Â MGM-Mirage Inc., content now to invest in its own stock and its existing casinos, and reducing its debt load, plans to build a new $1 billion resort in either Las Vegas or Atlantic City once its expansion of the Bellagio is completed late next year, a top company executive said last week.
James Murren, executive vice president and chief financial officer, also said that MGM is more interested in exploring new gaming opportunities overseas than in the United States.
"The returns are a lot higher outside the U.S. right now, so that is where we’re focusing," specifically the United Kingdom and parts of Asia, Murren told attendees of the 25th Annual Financial Executives Gaming Forum, hosted by the Nevada Society of Certified Public Accountants at the Flamingo Hotel.
The current U.S. gaming industry is basically good, but "is tougher now than ever before," he said.
MGM is concentrating on only three states in the future ”” Nevada, New Jersey and Mississippi ”” because they "have the most stable tax and regulatory systems. The other states say ”˜Let’s try to screw the industry as much as we can,’" Murren said.
Over the last year, MGM has been pumping its profits back into the company. Murren said MGM took the $500 million in free cash flow it earned last year and put $208 million of it into a stock buyback plan and then invested $314 million in company funds toward lowering its debt.
MGM has also been injecting funds into its gaming properties, including spending $375 million on the Bellagio expansion, "We don’t sit back and wait for acquisitions," Murren said. "It’s a better use for our cash to decapitalize.

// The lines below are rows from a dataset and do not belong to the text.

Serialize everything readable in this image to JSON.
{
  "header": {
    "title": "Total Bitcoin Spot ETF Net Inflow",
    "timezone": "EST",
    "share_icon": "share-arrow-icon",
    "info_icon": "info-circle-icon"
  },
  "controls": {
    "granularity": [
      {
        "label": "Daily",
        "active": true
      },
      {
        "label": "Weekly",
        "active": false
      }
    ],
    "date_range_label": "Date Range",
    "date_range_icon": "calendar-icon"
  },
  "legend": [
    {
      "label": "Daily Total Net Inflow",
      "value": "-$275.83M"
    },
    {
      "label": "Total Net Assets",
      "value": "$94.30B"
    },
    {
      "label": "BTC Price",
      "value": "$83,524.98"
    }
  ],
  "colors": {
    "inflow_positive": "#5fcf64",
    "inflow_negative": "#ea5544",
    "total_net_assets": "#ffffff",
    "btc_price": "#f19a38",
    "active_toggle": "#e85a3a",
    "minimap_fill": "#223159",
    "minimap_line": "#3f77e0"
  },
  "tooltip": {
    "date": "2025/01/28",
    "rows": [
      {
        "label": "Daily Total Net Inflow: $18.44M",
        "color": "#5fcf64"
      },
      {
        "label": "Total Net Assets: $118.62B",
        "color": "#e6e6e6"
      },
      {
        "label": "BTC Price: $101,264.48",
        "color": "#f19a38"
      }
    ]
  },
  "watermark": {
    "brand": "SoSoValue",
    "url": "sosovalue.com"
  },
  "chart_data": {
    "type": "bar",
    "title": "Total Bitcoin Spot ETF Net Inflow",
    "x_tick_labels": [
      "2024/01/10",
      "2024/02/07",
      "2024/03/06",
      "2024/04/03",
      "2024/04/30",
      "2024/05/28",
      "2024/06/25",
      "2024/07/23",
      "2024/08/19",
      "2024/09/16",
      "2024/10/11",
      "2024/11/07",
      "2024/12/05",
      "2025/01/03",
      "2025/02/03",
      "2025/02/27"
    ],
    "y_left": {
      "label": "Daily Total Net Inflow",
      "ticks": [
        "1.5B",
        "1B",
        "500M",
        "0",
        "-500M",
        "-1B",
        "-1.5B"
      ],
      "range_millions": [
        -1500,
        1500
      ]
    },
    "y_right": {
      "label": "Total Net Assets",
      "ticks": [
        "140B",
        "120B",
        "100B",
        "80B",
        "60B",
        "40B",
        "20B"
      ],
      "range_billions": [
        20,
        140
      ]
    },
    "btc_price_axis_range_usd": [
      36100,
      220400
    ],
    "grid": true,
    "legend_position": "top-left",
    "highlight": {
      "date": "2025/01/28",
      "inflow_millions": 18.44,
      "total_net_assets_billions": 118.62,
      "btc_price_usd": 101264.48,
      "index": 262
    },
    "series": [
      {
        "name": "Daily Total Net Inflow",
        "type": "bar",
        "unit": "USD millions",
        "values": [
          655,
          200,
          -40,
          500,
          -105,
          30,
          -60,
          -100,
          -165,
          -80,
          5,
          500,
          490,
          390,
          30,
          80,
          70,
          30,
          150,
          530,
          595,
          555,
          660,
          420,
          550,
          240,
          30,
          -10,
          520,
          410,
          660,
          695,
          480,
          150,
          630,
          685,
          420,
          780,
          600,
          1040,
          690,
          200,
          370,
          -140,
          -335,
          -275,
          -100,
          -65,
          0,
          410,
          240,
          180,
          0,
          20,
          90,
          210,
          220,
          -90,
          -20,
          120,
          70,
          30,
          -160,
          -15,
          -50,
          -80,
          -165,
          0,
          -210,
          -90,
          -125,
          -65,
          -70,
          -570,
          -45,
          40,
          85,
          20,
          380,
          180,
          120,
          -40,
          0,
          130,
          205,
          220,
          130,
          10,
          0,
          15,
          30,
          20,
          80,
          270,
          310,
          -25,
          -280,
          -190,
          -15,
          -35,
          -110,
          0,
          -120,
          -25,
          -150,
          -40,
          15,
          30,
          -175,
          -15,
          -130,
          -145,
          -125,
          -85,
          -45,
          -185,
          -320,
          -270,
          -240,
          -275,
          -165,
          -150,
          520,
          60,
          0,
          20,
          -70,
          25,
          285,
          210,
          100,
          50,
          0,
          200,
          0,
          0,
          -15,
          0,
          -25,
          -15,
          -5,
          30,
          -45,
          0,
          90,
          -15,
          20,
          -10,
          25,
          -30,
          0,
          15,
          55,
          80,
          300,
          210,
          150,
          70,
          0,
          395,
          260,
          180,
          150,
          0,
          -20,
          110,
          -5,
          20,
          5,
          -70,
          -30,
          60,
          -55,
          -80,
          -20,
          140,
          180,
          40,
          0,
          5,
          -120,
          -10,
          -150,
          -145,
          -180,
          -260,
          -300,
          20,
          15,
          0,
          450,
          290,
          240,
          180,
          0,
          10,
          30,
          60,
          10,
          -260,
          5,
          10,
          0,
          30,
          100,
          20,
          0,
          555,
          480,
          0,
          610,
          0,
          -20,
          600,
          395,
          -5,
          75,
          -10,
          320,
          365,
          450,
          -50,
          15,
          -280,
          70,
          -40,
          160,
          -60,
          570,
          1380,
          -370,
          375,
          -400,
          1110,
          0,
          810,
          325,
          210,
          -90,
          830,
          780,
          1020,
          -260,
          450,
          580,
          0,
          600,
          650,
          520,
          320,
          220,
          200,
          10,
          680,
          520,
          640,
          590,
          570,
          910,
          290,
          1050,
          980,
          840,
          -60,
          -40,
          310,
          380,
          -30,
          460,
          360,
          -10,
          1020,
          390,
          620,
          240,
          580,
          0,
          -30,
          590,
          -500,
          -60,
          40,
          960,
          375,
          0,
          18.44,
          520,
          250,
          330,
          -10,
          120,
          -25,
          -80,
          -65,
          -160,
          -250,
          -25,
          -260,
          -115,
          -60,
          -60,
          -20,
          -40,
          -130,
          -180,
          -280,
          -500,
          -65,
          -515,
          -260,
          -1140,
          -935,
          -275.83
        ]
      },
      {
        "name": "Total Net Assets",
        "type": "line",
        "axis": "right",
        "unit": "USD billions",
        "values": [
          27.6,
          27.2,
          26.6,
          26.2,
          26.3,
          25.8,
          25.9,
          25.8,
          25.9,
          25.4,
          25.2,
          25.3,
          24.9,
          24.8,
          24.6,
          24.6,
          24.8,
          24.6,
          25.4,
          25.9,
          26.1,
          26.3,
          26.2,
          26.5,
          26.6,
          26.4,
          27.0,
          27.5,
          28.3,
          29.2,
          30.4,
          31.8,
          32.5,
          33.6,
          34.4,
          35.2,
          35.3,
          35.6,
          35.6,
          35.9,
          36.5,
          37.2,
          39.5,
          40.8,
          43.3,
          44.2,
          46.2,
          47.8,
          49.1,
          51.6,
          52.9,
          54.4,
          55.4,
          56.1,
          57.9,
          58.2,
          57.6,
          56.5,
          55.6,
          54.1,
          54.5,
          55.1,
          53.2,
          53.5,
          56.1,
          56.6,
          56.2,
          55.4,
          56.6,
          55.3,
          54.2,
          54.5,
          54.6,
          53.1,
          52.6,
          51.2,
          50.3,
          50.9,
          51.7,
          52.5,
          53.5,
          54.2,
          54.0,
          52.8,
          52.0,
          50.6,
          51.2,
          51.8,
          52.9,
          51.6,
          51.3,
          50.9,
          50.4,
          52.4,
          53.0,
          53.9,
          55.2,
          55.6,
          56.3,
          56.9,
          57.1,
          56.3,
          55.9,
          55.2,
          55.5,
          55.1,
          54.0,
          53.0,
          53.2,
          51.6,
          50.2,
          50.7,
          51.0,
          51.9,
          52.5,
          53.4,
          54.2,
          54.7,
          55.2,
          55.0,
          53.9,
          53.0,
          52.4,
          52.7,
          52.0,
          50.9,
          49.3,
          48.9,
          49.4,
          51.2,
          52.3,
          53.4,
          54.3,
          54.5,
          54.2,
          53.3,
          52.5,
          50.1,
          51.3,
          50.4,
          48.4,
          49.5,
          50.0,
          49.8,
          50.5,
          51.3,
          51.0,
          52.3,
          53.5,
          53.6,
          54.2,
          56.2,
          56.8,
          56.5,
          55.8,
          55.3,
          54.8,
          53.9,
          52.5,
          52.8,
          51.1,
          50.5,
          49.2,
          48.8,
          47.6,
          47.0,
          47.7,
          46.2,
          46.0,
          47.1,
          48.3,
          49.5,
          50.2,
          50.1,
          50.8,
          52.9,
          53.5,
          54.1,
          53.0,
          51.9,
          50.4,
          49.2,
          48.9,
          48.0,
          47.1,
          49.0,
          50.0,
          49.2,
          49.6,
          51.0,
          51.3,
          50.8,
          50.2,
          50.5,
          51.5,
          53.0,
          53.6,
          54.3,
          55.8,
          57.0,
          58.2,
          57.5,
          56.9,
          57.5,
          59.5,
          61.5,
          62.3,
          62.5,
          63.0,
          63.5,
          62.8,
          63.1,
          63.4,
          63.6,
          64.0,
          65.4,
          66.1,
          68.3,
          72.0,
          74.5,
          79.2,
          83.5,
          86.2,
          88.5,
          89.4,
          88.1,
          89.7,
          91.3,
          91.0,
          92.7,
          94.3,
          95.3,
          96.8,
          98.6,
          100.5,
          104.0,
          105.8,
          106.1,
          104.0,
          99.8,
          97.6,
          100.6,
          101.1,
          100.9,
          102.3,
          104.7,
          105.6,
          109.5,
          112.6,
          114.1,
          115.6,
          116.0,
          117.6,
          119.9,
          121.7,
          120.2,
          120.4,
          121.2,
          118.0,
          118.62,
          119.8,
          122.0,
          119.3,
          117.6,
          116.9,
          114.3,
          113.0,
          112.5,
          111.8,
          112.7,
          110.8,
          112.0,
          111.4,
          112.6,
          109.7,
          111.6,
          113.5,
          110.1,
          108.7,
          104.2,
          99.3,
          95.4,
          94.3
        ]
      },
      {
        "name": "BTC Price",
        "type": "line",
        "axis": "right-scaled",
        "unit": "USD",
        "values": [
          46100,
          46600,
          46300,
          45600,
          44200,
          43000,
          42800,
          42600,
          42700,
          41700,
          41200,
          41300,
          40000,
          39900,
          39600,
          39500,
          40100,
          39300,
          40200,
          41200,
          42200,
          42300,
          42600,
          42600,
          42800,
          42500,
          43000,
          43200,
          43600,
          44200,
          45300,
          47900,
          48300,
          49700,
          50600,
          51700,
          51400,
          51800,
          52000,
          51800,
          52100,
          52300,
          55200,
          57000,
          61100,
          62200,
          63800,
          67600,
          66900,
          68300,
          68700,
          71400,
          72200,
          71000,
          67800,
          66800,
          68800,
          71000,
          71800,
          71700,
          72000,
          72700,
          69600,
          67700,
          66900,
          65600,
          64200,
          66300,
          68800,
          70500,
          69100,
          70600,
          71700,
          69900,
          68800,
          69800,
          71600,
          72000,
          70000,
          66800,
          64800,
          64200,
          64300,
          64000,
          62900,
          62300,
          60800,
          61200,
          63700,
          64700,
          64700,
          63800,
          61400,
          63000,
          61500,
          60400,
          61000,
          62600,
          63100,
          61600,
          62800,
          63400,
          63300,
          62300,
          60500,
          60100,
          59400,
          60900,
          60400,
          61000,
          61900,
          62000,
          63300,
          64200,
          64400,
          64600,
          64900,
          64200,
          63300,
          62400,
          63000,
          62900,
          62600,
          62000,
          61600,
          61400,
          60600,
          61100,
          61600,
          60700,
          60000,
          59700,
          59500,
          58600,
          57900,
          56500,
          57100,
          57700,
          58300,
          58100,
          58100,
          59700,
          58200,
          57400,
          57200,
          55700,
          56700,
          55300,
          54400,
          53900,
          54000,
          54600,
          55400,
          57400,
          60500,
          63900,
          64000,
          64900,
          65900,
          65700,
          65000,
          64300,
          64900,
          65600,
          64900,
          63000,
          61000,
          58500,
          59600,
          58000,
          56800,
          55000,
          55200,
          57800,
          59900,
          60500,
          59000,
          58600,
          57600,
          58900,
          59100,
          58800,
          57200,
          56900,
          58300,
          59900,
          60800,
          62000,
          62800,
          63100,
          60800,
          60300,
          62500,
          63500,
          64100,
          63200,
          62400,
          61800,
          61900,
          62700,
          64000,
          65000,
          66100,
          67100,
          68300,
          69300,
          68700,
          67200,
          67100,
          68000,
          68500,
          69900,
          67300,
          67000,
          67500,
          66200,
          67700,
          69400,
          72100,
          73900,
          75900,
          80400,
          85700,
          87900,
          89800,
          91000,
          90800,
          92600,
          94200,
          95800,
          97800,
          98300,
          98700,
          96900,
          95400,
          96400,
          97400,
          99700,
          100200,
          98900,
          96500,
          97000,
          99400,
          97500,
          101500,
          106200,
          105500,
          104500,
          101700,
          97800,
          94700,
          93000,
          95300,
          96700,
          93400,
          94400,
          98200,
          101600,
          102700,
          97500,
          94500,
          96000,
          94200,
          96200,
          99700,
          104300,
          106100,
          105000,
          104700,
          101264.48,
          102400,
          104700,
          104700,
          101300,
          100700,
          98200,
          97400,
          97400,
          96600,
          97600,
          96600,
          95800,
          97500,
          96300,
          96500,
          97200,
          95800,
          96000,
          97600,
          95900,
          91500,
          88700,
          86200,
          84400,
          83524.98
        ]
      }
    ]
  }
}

We are looking at racinos (but) we’re definitely looking at our existing operations. (MGM) has bought back $800 million in stock since I joined the company."
Murren added that once improvements to the Bellagio are completed by late in 2004, "our capital spending will then fall" and the firm will turn its attention toward developing another megaresort property.
"We’ll be looking at building a new property, and a big one””well over a billion (dollars)" either on MGM land next to the Bellagio or beside its property by the Borgata casino in Atlantic City, Murren said.
"The jury is out" on the location, he added. "We’ll make decision in late ’04."
MGM recently completed an expenditure of $150 million for new slot machines — mostly cashless ticket in/ticket-out models — and an improved Player’s Club slot card system. The new player tracking system alone cost $40 million.
"Our slot purchases will go down" as a result, Murren said.
"It’s getting tougher and tougher to maintain margins in this industry," he said, adding that better use of new slot machine technologies can help increase those margins.
Murren said that the MGM’s recent failure to mail almost 15,000 cash transaction reports to federal authorities was for MGM chairman and chief executive J. Terrence Lanni "the most embarrassing thing that has happened in his 26 years in the business and certainly the most embarrassing thing that has happened to MGM."
The State Gaming Control Board last week fined MGM a record $5 million for not sending the reports from The Mirage hotel, some of which sat at the hotel for more than a year.